Instructions to follow:
Show every line of the records below that contains the word "Information".

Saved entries

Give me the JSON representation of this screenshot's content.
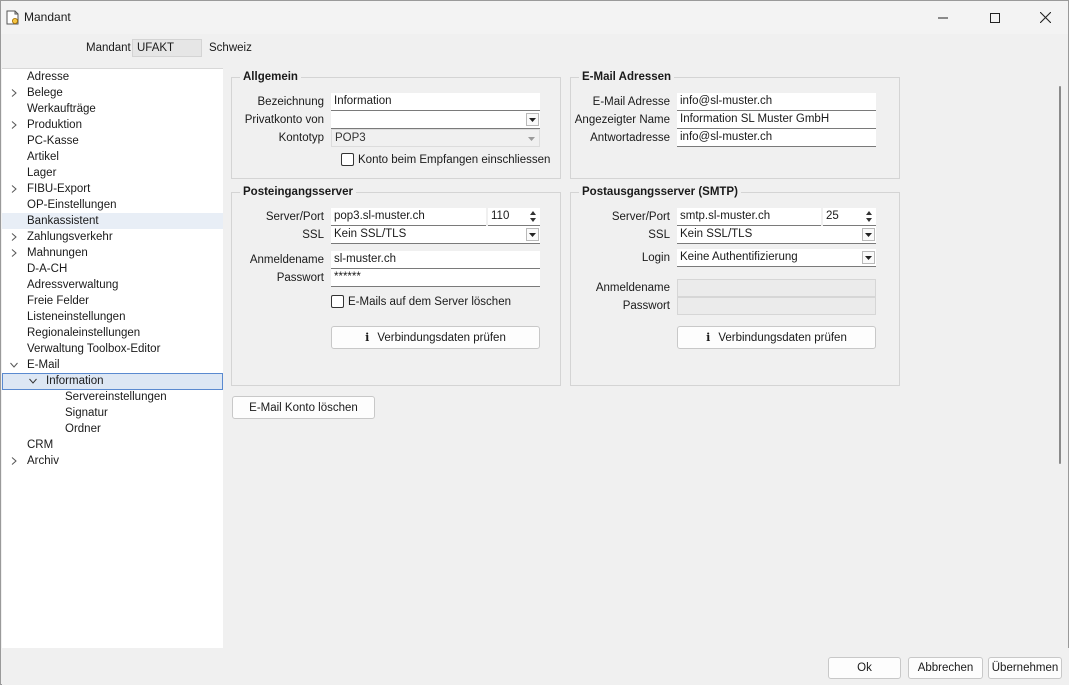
{
  "window": {
    "title": "Mandant"
  },
  "mandant": {
    "label": "Mandant",
    "code": "UFAKT",
    "name": "Schweiz"
  },
  "tree": {
    "items": [
      {
        "label": "Adresse"
      },
      {
        "label": "Belege"
      },
      {
        "label": "Werkaufträge"
      },
      {
        "label": "Produktion"
      },
      {
        "label": "PC-Kasse"
      },
      {
        "label": "Artikel"
      },
      {
        "label": "Lager"
      },
      {
        "label": "FIBU-Export"
      },
      {
        "label": "OP-Einstellungen"
      },
      {
        "label": "Bankassistent"
      },
      {
        "label": "Zahlungsverkehr"
      },
      {
        "label": "Mahnungen"
      },
      {
        "label": "D-A-CH"
      },
      {
        "label": "Adressverwaltung"
      },
      {
        "label": "Freie Felder"
      },
      {
        "label": "Listeneinstellungen"
      },
      {
        "label": "Regionaleinstellungen"
      },
      {
        "label": "Verwaltung Toolbox-Editor"
      },
      {
        "label": "E-Mail"
      },
      {
        "label": "Information"
      },
      {
        "label": "Servereinstellungen"
      },
      {
        "label": "Signatur"
      },
      {
        "label": "Ordner"
      },
      {
        "label": "CRM"
      },
      {
        "label": "Archiv"
      }
    ]
  },
  "allgemein": {
    "title": "Allgemein",
    "bezeichnung_label": "Bezeichnung",
    "bezeichnung_value": "Information",
    "privatkonto_label": "Privatkonto von",
    "privatkonto_value": "",
    "kontotyp_label": "Kontotyp",
    "kontotyp_value": "POP3",
    "konto_check_label": "Konto beim Empfangen einschliessen"
  },
  "email_adressen": {
    "title": "E-Mail Adressen",
    "email_label": "E-Mail Adresse",
    "email_value": "info@sl-muster.ch",
    "name_label": "Angezeigter Name",
    "name_value": "Information SL Muster GmbH",
    "antwort_label": "Antwortadresse",
    "antwort_value": "info@sl-muster.ch"
  },
  "posteingang": {
    "title": "Posteingangsserver",
    "server_label": "Server/Port",
    "server_value": "pop3.sl-muster.ch",
    "port_value": "110",
    "ssl_label": "SSL",
    "ssl_value": "Kein SSL/TLS",
    "anmeldename_label": "Anmeldename",
    "anmeldename_value": "sl-muster.ch",
    "passwort_label": "Passwort",
    "passwort_value": "******",
    "delete_check_label": "E-Mails auf dem Server löschen",
    "verify_button": "Verbindungsdaten prüfen"
  },
  "postausgang": {
    "title": "Postausgangsserver (SMTP)",
    "server_label": "Server/Port",
    "server_value": "smtp.sl-muster.ch",
    "port_value": "25",
    "ssl_label": "SSL",
    "ssl_value": "Kein SSL/TLS",
    "login_label": "Login",
    "login_value": "Keine Authentifizierung",
    "anmeldename_label": "Anmeldename",
    "passwort_label": "Passwort",
    "verify_button": "Verbindungsdaten prüfen"
  },
  "delete_account_button": "E-Mail Konto löschen",
  "footer": {
    "ok": "Ok",
    "cancel": "Abbrechen",
    "apply": "Übernehmen"
  },
  "colors": {
    "selection_border": "#5a8ad0",
    "selection_bg": "#dde7f4",
    "highlight_bg": "#e8eef6"
  }
}
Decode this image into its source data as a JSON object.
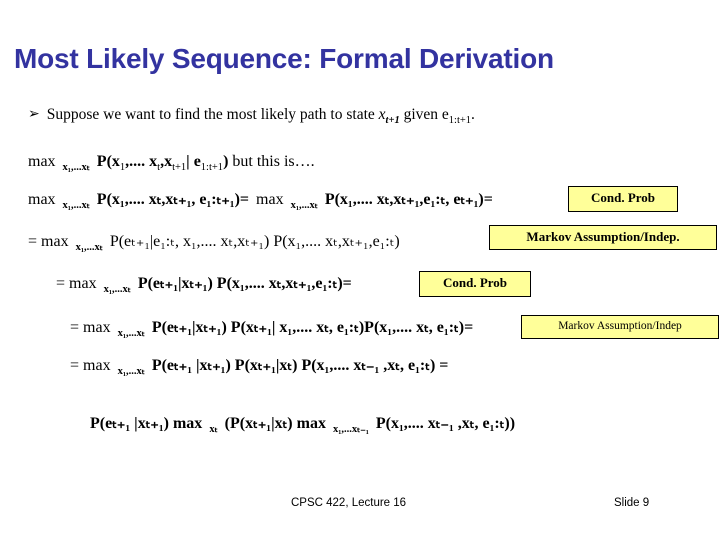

Task output:
        "label": "Information"
    "bezeichnung_value": "Information",
    "name_value": "Information SL Muster GmbH",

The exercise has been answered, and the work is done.